(Dataset rows describing interfaces)
-- Opening Marker --
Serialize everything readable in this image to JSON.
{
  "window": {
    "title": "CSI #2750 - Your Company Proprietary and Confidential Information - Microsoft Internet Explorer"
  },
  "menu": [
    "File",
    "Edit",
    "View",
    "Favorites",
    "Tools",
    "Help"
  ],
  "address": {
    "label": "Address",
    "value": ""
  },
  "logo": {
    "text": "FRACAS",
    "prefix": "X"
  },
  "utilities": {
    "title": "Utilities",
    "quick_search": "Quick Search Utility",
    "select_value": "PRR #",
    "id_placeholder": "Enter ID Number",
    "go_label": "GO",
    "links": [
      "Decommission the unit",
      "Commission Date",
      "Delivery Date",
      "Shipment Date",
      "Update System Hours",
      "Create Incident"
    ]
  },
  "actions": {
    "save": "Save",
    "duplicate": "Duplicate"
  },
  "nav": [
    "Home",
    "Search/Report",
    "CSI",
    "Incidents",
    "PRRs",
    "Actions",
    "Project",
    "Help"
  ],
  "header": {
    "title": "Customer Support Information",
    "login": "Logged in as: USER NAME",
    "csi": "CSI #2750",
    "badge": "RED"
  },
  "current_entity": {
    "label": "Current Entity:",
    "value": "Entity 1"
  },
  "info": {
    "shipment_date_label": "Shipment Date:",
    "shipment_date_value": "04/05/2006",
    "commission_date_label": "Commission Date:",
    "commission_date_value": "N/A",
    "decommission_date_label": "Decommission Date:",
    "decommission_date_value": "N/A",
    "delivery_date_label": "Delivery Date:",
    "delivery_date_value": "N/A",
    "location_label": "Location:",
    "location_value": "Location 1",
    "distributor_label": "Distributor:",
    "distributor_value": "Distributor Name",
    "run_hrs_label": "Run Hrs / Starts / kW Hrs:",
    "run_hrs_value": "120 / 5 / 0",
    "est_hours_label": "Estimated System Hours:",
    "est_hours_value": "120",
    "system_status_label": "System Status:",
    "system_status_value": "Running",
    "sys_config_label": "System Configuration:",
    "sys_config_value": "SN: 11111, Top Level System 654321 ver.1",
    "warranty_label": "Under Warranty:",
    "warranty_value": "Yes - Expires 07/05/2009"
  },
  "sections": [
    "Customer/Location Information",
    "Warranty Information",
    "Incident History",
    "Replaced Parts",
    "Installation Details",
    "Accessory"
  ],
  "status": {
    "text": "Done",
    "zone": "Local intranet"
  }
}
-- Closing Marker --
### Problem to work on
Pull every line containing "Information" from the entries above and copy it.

### Reply to the task
    "title": "CSI #2750 - Your Company Proprietary and Confidential Information - Microsoft Internet Explorer"
    "title": "Customer Support Information",
    "Customer/Location Information",
    "Warranty Information",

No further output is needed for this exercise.